From the Act for the Relief of the Poor of 1662, or so-called “Settlement Act” onwards, various pieces of 17th- and 18th- century legislation formally codified entitlement to parochial poor relief by “settlement“. The main ways of gaining a settlement … Continue reading

Posted in Early Modern, London Lives Paupers, Plebeian Lives, Women/Gender | Tagged , | 1 Comment

What can you do with 10,000 petitions? Digging deeper into the data

The London Lives Petitions project is exploring approximately 10,000 petitions (and petitioning letters) addressed to magistrates which survive in the voluminous records of eighteenth-century London and Middlesex Sessions of the Peace which were digitised around 2008 by the London Lives … Continue reading

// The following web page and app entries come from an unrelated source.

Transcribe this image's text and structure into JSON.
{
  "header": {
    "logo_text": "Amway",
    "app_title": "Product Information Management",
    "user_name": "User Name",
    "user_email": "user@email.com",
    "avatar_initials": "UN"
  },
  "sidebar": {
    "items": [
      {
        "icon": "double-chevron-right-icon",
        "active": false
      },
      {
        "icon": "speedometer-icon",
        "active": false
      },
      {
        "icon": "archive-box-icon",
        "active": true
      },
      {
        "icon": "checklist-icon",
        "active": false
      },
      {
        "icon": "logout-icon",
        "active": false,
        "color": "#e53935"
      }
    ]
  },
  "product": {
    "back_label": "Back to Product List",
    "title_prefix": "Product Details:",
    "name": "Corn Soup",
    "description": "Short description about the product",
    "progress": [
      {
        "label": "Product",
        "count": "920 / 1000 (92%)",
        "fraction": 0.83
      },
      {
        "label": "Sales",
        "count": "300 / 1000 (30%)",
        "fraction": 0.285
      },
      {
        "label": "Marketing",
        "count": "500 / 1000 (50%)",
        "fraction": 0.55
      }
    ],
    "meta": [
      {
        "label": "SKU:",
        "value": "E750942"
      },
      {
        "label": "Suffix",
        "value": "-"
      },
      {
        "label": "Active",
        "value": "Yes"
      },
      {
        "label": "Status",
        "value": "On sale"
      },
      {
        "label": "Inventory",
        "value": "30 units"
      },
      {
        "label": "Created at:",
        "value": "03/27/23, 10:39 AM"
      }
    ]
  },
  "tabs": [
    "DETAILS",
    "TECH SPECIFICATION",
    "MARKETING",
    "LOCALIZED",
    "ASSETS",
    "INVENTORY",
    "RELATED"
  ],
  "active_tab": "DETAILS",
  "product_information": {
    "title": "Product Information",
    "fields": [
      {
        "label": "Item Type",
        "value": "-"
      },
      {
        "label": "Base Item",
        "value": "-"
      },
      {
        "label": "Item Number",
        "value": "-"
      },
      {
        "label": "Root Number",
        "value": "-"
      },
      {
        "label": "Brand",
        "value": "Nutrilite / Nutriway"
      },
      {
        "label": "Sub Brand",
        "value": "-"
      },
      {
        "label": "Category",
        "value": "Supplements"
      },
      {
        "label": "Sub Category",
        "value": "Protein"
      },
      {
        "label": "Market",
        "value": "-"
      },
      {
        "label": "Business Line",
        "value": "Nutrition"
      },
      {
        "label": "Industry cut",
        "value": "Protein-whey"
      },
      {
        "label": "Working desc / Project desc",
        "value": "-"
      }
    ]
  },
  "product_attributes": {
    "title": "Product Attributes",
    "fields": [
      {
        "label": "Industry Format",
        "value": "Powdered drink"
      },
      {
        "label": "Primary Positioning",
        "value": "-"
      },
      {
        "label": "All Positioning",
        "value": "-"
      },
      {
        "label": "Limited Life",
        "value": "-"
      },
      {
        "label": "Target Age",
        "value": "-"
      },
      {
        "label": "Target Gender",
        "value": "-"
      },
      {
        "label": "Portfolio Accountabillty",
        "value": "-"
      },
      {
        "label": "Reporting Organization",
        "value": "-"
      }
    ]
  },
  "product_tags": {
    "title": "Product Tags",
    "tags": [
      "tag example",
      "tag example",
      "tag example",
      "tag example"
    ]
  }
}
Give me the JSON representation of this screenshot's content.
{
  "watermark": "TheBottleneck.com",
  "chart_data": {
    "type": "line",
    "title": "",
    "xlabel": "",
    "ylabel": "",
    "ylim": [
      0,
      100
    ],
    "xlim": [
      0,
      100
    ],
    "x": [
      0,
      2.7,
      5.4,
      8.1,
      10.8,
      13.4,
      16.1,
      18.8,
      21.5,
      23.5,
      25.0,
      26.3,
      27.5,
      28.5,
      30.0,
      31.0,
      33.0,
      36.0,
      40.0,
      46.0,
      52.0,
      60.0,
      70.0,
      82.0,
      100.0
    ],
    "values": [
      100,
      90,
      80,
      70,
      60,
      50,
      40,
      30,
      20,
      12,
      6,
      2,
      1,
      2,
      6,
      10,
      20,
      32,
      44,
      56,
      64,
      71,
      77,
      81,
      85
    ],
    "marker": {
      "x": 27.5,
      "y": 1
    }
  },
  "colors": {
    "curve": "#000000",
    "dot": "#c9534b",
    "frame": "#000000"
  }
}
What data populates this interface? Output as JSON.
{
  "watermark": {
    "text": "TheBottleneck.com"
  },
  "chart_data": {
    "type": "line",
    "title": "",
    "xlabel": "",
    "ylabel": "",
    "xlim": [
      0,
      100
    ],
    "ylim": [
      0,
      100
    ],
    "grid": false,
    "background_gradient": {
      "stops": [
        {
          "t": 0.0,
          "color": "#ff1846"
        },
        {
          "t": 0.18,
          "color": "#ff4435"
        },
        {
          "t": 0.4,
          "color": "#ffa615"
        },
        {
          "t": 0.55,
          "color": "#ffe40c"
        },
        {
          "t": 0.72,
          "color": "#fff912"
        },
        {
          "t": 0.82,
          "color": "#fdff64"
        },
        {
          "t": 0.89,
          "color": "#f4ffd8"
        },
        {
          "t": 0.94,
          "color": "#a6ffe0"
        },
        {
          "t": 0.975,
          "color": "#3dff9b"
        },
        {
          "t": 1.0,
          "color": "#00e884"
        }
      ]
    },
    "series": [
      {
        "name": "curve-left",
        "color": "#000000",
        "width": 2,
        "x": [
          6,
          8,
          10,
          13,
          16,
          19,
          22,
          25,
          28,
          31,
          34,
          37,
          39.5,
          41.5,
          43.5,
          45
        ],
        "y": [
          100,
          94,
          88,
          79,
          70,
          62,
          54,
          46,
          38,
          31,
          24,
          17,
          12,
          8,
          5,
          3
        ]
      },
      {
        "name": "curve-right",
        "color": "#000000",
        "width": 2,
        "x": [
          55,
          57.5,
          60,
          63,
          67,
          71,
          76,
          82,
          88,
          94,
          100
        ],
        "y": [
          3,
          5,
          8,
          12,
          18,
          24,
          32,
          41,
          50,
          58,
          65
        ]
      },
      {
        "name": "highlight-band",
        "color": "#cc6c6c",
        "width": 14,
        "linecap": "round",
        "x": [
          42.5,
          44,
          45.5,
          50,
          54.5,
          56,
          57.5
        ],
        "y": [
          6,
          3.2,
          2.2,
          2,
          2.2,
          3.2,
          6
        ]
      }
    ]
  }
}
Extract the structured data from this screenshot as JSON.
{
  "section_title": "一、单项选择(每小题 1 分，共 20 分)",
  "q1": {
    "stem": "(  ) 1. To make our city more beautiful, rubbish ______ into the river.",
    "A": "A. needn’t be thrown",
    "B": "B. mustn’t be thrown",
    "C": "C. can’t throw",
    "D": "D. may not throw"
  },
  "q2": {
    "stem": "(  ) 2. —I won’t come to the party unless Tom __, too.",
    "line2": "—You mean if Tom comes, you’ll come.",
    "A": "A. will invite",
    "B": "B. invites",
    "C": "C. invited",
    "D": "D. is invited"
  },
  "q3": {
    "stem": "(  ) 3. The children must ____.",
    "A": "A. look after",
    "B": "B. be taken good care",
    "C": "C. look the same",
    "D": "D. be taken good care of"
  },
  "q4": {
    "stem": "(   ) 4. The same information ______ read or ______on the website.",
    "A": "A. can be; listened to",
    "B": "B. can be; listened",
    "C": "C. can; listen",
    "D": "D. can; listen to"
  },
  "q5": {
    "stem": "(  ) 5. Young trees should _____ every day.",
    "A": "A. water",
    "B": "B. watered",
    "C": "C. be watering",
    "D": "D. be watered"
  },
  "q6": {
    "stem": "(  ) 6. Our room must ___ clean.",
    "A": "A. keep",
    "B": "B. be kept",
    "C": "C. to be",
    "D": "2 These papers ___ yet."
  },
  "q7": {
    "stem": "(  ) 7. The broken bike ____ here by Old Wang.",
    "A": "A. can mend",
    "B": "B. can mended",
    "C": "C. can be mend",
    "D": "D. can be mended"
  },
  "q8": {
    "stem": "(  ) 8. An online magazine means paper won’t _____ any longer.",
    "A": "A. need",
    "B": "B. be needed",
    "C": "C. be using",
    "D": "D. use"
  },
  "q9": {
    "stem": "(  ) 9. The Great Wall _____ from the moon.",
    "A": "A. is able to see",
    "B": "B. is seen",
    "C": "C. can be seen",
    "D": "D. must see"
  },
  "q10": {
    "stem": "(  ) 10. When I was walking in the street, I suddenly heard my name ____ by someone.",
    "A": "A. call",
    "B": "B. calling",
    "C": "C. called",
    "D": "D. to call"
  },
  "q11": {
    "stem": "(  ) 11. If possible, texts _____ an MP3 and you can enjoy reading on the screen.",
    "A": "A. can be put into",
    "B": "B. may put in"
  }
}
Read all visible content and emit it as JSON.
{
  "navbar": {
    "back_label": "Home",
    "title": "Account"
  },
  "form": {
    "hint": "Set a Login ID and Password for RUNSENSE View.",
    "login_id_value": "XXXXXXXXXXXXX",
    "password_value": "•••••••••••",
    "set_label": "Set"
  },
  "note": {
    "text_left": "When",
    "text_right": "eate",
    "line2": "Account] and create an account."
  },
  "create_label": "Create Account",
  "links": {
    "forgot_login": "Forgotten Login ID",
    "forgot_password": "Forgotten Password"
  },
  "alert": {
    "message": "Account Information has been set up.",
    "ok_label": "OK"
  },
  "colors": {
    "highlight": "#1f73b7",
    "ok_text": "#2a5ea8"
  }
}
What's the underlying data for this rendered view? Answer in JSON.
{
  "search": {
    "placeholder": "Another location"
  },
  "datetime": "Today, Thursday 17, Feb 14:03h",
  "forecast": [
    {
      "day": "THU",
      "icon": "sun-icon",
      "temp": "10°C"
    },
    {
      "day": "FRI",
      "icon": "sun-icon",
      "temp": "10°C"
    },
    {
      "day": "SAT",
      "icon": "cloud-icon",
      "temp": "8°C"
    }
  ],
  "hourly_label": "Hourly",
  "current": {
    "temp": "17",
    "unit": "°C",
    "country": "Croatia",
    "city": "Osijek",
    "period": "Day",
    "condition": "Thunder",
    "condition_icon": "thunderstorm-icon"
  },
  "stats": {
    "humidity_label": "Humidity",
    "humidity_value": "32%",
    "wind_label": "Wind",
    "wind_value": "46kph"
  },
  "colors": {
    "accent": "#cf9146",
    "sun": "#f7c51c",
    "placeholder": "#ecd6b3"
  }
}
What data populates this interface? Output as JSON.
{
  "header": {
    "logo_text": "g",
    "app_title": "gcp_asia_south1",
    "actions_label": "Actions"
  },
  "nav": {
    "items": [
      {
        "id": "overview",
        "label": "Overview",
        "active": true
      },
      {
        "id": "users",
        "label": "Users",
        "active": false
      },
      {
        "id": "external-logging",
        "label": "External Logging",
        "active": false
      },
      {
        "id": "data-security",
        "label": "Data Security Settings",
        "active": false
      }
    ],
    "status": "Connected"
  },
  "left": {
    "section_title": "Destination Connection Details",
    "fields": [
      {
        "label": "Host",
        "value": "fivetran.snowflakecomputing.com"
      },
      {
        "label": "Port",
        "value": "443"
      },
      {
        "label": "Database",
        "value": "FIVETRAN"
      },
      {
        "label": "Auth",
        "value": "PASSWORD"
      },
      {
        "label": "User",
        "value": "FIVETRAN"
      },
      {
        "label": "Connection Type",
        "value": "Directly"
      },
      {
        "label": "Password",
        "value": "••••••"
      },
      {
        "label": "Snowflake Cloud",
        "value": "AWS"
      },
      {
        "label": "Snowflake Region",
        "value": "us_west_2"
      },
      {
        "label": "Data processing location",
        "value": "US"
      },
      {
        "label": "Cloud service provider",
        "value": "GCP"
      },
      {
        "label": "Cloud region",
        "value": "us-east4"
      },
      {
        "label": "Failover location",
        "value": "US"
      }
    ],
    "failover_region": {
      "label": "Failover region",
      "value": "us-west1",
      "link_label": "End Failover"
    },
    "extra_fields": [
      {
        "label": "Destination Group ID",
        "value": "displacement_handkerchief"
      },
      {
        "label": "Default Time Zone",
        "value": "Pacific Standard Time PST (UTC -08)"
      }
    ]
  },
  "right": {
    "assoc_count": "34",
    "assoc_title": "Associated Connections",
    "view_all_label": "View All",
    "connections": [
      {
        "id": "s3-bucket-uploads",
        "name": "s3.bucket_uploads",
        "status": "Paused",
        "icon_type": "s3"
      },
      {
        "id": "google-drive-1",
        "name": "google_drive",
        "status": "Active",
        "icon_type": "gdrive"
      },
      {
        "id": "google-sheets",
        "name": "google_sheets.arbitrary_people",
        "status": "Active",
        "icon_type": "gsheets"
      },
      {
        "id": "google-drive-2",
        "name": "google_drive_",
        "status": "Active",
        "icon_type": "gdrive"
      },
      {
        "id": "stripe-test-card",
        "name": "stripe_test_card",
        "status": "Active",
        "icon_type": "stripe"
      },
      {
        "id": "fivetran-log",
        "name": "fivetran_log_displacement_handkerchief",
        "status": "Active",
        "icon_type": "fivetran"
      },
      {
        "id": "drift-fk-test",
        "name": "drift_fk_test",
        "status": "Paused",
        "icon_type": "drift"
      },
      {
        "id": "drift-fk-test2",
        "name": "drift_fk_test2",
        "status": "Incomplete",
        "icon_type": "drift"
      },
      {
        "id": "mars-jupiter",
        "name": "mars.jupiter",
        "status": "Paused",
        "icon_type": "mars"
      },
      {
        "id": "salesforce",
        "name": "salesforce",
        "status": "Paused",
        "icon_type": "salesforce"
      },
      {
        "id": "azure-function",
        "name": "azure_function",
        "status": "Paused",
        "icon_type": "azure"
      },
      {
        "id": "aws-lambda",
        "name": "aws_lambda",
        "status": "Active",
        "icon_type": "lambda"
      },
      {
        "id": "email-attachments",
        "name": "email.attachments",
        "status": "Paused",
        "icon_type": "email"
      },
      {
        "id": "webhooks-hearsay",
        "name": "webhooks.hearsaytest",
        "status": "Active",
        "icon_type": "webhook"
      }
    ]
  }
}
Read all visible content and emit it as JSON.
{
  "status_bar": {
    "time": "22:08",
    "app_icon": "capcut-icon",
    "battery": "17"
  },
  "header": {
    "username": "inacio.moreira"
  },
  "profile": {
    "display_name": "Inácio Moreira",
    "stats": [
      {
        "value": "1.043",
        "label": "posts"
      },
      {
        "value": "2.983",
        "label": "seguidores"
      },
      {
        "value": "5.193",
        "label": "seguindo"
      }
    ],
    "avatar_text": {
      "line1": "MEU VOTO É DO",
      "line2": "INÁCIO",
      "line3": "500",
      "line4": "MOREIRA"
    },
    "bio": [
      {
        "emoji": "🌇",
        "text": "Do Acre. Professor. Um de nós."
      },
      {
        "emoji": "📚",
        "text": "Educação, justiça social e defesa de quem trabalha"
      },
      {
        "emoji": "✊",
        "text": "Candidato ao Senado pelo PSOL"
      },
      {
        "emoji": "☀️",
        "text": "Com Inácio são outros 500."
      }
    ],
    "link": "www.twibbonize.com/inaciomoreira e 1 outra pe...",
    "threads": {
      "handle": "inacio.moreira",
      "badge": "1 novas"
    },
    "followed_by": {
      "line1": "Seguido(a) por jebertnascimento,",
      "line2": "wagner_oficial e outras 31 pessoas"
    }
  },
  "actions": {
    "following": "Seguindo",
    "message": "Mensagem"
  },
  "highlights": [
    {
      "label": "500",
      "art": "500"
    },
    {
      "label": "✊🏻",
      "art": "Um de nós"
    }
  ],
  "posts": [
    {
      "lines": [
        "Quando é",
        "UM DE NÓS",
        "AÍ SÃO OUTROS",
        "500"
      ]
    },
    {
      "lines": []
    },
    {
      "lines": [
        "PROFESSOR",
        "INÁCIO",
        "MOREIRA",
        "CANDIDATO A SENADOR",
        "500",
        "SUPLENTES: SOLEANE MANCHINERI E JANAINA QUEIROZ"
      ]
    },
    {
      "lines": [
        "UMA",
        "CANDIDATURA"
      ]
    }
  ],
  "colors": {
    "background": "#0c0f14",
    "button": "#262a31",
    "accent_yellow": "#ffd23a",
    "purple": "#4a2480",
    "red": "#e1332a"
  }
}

Posted in Academic Work, Digital History, Early Modern, London Lives Petitions, Plebeian Lives | Tagged | 2 Comments